Records follow. Select each line holding "Account".

══════

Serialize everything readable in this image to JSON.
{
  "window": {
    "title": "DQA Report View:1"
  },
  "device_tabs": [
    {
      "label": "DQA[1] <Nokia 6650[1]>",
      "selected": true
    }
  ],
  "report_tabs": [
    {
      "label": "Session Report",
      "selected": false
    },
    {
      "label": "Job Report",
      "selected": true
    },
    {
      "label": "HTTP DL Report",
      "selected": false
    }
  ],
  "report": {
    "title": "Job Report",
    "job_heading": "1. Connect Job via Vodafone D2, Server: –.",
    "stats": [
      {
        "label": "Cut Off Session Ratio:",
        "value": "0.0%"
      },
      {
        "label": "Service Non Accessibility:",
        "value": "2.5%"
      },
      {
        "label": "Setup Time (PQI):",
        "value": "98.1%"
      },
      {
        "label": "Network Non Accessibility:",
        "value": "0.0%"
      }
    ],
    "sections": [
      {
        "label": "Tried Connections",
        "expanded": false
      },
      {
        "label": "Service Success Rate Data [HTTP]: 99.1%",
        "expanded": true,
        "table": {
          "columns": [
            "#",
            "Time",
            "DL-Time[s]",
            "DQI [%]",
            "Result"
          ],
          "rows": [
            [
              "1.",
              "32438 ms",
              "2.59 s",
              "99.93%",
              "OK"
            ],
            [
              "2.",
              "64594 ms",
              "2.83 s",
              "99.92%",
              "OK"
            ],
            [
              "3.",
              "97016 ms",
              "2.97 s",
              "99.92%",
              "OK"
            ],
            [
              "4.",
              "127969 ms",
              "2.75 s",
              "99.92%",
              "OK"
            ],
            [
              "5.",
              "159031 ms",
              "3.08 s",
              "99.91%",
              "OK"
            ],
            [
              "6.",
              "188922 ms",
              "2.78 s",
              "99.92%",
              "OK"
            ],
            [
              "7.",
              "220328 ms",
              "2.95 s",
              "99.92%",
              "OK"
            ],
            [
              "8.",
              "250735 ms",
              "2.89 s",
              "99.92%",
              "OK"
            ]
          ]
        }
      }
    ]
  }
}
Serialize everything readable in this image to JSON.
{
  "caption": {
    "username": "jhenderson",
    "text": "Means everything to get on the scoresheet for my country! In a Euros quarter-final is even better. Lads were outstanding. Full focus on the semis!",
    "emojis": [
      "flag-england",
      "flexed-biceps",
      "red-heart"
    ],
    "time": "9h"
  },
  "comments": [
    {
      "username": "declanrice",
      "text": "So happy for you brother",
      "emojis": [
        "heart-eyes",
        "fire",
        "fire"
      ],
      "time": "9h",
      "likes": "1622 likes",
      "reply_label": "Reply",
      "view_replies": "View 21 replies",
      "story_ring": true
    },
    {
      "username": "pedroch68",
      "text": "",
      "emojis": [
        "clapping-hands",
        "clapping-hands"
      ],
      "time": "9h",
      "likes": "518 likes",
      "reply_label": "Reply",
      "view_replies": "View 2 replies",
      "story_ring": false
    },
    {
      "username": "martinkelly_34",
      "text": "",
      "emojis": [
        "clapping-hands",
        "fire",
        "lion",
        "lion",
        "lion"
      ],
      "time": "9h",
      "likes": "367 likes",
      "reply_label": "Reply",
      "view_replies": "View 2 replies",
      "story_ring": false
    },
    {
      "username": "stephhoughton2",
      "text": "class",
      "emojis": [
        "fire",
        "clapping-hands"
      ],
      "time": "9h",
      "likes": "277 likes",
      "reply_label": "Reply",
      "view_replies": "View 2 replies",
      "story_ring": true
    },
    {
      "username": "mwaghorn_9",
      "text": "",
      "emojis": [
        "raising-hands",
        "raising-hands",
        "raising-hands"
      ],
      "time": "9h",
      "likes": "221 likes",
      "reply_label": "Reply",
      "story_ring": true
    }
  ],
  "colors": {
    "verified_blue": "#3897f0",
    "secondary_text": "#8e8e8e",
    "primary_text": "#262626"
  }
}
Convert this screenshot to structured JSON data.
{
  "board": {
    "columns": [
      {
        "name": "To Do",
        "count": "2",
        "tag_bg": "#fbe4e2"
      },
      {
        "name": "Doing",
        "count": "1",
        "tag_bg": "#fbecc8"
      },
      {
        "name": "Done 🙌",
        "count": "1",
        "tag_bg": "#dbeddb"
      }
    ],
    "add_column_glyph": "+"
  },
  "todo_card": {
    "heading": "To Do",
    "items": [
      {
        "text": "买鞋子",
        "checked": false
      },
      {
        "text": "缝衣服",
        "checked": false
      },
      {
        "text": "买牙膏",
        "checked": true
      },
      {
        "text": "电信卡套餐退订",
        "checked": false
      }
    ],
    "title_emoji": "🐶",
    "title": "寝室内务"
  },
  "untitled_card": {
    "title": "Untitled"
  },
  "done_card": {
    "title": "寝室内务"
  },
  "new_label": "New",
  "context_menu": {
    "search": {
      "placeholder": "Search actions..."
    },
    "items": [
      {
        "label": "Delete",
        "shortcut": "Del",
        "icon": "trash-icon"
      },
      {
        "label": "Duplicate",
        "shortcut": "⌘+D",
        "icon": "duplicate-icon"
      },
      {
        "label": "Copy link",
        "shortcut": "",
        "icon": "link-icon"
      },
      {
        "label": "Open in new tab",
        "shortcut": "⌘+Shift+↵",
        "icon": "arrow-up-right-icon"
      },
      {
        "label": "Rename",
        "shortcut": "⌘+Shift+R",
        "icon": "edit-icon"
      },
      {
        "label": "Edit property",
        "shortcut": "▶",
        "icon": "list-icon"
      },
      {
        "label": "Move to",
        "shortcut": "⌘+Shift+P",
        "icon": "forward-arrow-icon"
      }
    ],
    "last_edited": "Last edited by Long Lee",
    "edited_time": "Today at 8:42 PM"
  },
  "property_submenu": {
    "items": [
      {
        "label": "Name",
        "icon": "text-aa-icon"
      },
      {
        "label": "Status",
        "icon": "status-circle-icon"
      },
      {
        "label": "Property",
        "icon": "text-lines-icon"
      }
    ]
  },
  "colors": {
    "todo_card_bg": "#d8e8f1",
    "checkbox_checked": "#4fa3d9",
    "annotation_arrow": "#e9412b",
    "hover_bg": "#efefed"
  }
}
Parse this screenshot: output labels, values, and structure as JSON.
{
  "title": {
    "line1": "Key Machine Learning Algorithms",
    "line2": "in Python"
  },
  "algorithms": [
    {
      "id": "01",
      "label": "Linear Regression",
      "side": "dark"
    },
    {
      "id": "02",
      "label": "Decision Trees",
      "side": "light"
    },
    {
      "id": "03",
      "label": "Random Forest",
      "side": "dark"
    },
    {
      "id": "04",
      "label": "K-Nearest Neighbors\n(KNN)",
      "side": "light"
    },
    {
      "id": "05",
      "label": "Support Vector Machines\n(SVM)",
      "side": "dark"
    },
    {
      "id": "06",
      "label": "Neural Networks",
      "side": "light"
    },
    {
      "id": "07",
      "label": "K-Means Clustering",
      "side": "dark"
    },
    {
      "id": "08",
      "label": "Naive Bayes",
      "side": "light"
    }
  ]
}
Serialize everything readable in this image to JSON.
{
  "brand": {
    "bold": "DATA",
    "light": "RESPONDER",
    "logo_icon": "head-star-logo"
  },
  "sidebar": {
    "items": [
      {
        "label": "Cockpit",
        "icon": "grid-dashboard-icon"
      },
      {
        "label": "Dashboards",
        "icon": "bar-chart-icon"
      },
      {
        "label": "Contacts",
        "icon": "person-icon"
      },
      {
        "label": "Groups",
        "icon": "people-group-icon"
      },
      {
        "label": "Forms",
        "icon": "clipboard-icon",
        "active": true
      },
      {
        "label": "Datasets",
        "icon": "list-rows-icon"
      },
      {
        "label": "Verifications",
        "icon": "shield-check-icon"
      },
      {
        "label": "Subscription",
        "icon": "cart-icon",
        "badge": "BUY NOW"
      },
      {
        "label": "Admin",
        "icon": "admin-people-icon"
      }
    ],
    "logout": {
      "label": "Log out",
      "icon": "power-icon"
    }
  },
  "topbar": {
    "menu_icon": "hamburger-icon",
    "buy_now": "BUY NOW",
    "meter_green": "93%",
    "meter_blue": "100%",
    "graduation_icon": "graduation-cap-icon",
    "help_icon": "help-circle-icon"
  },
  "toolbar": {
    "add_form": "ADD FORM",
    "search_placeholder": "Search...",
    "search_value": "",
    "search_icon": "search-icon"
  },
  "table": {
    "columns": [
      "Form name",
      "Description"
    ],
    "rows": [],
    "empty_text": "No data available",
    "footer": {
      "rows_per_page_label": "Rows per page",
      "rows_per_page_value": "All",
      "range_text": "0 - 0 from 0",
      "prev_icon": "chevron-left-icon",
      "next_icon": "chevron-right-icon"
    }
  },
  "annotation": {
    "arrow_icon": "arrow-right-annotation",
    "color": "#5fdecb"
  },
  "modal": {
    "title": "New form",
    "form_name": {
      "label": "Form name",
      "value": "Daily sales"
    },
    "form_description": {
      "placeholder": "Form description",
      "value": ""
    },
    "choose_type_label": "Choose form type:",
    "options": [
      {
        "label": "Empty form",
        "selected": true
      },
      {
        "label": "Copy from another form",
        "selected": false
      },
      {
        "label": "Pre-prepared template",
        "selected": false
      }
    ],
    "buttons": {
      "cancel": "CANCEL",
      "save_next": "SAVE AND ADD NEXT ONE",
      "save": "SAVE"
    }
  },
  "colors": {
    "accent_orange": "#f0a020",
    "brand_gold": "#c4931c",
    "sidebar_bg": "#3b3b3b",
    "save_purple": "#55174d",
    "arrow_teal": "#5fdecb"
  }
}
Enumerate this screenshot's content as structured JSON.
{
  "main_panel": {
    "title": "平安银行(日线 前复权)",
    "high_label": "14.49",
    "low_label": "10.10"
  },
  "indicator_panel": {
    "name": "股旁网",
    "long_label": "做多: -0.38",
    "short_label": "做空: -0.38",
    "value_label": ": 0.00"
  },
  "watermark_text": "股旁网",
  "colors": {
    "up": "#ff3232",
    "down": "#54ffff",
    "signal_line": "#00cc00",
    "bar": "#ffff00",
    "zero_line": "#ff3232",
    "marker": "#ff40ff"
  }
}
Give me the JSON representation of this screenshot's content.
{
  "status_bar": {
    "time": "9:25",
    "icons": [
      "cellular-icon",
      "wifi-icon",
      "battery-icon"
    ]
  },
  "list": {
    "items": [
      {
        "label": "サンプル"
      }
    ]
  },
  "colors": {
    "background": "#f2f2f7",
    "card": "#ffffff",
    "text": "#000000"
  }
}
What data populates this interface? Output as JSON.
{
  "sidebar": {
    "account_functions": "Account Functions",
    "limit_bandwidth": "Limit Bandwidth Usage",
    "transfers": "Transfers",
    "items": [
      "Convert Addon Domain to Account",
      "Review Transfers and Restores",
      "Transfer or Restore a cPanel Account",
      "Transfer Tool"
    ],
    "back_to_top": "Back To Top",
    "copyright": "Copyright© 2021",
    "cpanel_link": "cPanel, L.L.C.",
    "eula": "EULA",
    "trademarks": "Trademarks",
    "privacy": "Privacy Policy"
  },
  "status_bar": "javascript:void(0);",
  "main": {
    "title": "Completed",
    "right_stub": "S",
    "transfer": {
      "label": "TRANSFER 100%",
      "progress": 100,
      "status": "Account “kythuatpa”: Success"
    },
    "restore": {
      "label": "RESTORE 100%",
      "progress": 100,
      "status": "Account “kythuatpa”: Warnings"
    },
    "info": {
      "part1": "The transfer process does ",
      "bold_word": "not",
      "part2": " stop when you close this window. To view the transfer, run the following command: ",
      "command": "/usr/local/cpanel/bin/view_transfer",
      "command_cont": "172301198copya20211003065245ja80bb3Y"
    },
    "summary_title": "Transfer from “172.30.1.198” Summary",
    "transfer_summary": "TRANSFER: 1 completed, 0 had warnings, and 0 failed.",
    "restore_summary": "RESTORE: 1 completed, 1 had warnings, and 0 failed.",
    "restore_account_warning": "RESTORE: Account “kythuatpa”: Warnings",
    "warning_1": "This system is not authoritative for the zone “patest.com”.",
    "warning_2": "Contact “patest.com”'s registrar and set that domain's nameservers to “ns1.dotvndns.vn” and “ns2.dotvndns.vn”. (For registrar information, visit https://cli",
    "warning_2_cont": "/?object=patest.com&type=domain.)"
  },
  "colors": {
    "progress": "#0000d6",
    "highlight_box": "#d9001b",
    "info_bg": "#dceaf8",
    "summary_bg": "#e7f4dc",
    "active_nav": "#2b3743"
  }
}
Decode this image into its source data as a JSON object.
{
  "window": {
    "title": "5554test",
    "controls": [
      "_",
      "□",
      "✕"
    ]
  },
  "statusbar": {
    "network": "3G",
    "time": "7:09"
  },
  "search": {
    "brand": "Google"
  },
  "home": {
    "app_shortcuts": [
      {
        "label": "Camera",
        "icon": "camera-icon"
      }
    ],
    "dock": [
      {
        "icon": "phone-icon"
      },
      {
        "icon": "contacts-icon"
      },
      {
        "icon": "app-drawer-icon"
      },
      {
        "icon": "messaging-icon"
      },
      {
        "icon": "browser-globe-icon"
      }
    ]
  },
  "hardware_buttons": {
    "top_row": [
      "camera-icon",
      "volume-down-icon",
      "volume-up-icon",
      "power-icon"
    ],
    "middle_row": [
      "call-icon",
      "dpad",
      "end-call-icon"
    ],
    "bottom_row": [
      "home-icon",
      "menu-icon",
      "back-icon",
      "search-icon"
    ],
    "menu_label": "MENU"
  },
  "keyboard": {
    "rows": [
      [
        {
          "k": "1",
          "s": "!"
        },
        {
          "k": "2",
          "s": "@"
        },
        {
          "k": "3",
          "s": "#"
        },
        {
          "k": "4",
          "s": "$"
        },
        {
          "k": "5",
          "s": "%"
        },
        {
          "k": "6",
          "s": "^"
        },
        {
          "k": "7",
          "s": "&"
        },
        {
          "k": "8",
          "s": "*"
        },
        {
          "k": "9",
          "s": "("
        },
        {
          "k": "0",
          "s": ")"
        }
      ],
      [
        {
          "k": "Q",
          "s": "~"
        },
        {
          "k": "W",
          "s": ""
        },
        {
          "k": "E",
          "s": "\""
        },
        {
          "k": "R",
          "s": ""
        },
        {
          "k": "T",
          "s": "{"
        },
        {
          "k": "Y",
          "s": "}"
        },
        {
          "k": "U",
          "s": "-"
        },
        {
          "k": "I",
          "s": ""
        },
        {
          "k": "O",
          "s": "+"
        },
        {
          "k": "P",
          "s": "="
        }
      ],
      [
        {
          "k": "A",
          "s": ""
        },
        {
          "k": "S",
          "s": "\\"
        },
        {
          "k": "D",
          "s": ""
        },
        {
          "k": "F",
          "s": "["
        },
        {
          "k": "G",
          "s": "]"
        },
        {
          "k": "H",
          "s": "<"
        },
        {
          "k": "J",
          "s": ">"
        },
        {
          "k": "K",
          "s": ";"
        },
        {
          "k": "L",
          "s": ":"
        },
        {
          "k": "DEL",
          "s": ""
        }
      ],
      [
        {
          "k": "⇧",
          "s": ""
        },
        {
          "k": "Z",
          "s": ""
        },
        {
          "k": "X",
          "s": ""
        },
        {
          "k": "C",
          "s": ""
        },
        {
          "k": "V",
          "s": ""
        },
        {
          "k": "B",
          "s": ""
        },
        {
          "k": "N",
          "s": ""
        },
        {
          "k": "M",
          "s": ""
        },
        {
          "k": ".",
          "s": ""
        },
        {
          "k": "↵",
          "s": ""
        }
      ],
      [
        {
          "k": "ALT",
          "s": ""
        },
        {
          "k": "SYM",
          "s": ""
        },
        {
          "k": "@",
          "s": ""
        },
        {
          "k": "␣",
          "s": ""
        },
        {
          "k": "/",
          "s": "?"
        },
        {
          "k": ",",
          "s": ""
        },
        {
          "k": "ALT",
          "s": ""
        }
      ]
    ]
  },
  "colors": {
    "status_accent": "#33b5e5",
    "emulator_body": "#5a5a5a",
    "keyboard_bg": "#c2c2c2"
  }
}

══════

* _Written solution_:
    "account_functions": "Account Functions",
      "Convert Addon Domain to Account",
      "Transfer or Restore a cPanel Account",
      "status": "Account “kythuatpa”: Success"
      "status": "Account “kythuatpa”: Warnings"
    "restore_account_warning": "RESTORE: Account “kythuatpa”: Warnings",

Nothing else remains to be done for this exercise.